Self-harm in the Australian asylum seeker population

A Melbourne psychologist is just days away from submitting a PhD she hopes will change the future for asylum seekers.

Kyli Hedrick has spent the past 20 years working with people seeking asylum and refugees and is the founder a small private practice for people from asylum seeking and refugee backgrounds in Melbourne’s inner west.

As part of Refugee Week, which aims to inform the public about refugees and celebrate positive contributions made by refugees to Australian society, Dr Hedrick spoke with Cabrini Outreach about her thesis and the work she’s been doing.

Dr Hedrick’s thesis, ‘Deciphering despair – A study of self-harm in the Australian asylum seeker population’, collected data from more than 900 self-harm incidents reported across the Australian asylum seeker population between August 2014 and July 2015.

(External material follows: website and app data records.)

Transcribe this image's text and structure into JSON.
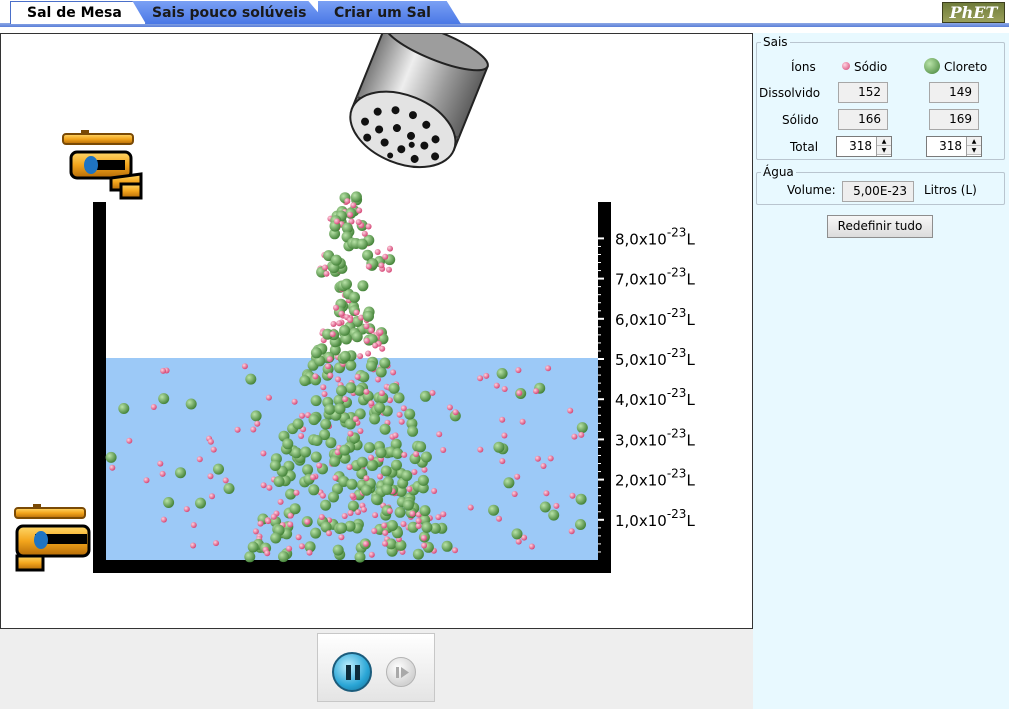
{
  "tabs": [
    {
      "label": "Sal de Mesa",
      "active": true
    },
    {
      "label": "Sais pouco solúveis",
      "active": false
    },
    {
      "label": "Criar um Sal",
      "active": false
    }
  ],
  "logo": "PhET",
  "scale": {
    "ticks": [
      {
        "value": 1,
        "text": "1,0x10",
        "exp": "-23",
        "unit": "L"
      },
      {
        "value": 2,
        "text": "2,0x10",
        "exp": "-23",
        "unit": "L"
      },
      {
        "value": 3,
        "text": "3,0x10",
        "exp": "-23",
        "unit": "L"
      },
      {
        "value": 4,
        "text": "4,0x10",
        "exp": "-23",
        "unit": "L"
      },
      {
        "value": 5,
        "text": "5,0x10",
        "exp": "-23",
        "unit": "L"
      },
      {
        "value": 6,
        "text": "6,0x10",
        "exp": "-23",
        "unit": "L"
      },
      {
        "value": 7,
        "text": "7,0x10",
        "exp": "-23",
        "unit": "L"
      },
      {
        "value": 8,
        "text": "8,0x10",
        "exp": "-23",
        "unit": "L"
      }
    ],
    "water_level": 5.0
  },
  "colors": {
    "water": "#9cc9f7",
    "sodium": "#e0648c",
    "chloride": "#5c9d4e",
    "panel_bg": "#e8f9ff"
  },
  "controls": {
    "pause_icon": "pause-icon",
    "step_icon": "step-icon"
  },
  "panel": {
    "sais_title": "Sais",
    "ions_label": "Íons",
    "sodium_label": "Sódio",
    "chloride_label": "Cloreto",
    "dissolved_label": "Dissolvido",
    "solid_label": "Sólido",
    "total_label": "Total",
    "sodium_dissolved": "152",
    "chloride_dissolved": "149",
    "sodium_solid": "166",
    "chloride_solid": "169",
    "sodium_total": "318",
    "chloride_total": "318",
    "water_title": "Água",
    "volume_label": "Volume:",
    "volume_value": "5,00E-23",
    "volume_unit": "Litros (L)",
    "reset_label": "Redefinir tudo"
  }
}
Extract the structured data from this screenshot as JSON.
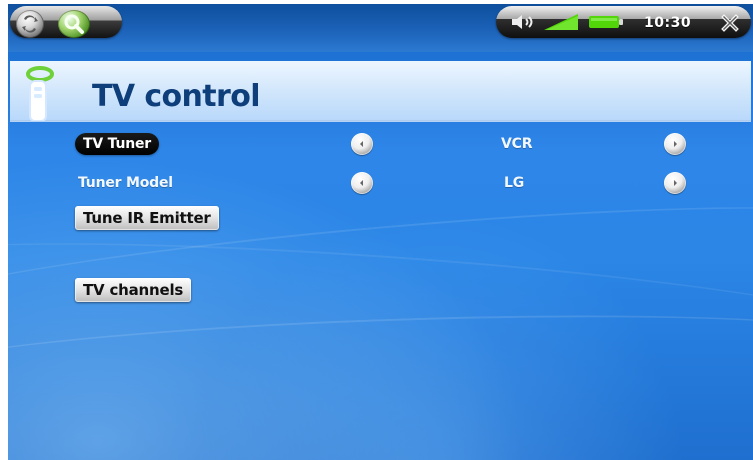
{
  "status_bar": {
    "time": "10:30",
    "icons": [
      "back-icon",
      "search-icon",
      "volume-icon",
      "signal-icon",
      "battery-icon",
      "close-icon"
    ]
  },
  "page": {
    "title": "TV control",
    "title_icon": "remote-control-icon"
  },
  "settings": [
    {
      "label": "TV Tuner",
      "value": "VCR"
    },
    {
      "label": "Tuner Model",
      "value": "LG"
    }
  ],
  "buttons": {
    "tune_ir_emitter": "Tune IR Emitter",
    "tv_channels": "TV channels"
  },
  "colors": {
    "background_top": "#1567c8",
    "background_mid": "#2e86e8",
    "title_text": "#0f3f7a",
    "status_green": "#52d60a"
  }
}
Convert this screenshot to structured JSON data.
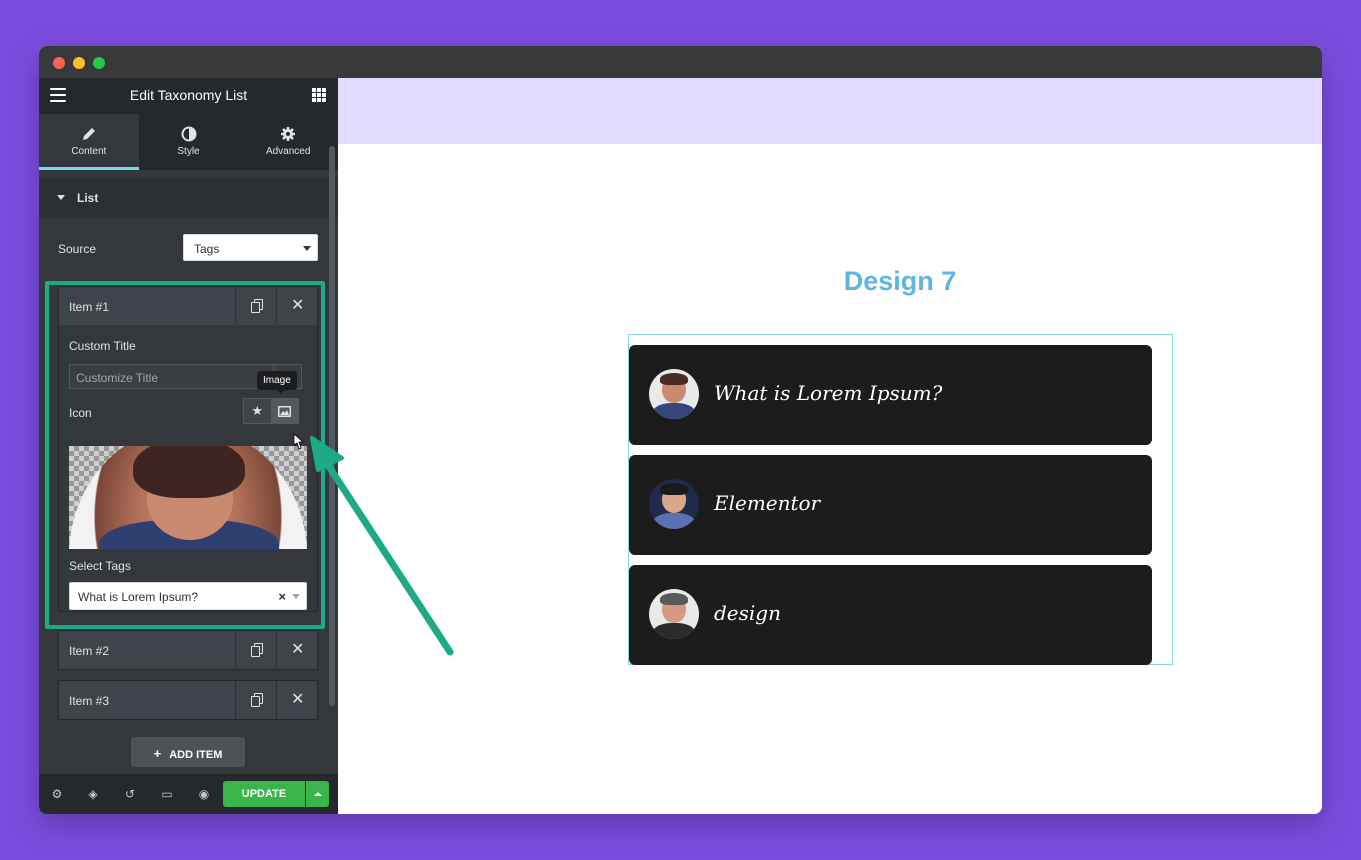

She said the data examined the incidence and key characteristics of self-harm from people in both on shore and off shore detention facilities, as well those living in community-based arrangements.

“The main findings are that people seeking asylum in detained populations have extremely high rates of self-harm, more than 200 times the Australian hospital treated rate of self-harm. By comparison, rates of self-harm among community-based asylum seekers are four times higher than in the general population,” Dr Hedrick said.

She said the data also showed that having people seeking asylum in lower security facilities didn’t actually lower the risk of self-harm.

“It’s the closed aspects of detention, regardless of security, that are associated with self-harm rates.”

Dr Hedrick said Refugee Week was not only about highlighting some of these important findings, but keeping the spotlight on issues around everyone’s right to healthcare.

She said the Covid-19 pandemic had brought a lot of focus to asylum seekers and those in the community not able to access some of the payments and health related support services available.

But she said it was important to keep educating ourselves and explore ways in which to help.

Dr Hedrick said the overall key finding was there was no independent body responsible for monitoring and reporting self-harm incidents among people seeking asylum, and that needed to change.

“Without knowing that data we don’t know the trends or how to implement prevention strategies,” she said.

“We need a clinical body tasked with monitoring and reporting these incidents.

“These are really alarming and exceptional rates of self-harm in people seeking asylum, particularly in those who are detained. The lack of reporting means we can’t implement any prevention tactics to improve these findings in the future.”

The Cabrini Outreach Asylum Seeker and Refugee Health Hub has also identified cases of self-harm among clients, along with other mental health problems.

The hub is just one service trying to fill the healthcare gap highlighted by Dr Hedrick, by offering free primary and specialist mental health services to people seeking asylum who have no access to Medicare or income support.

Find out more about the Cabrini Outreach Asylum Seeker and Refugee Health Hub here.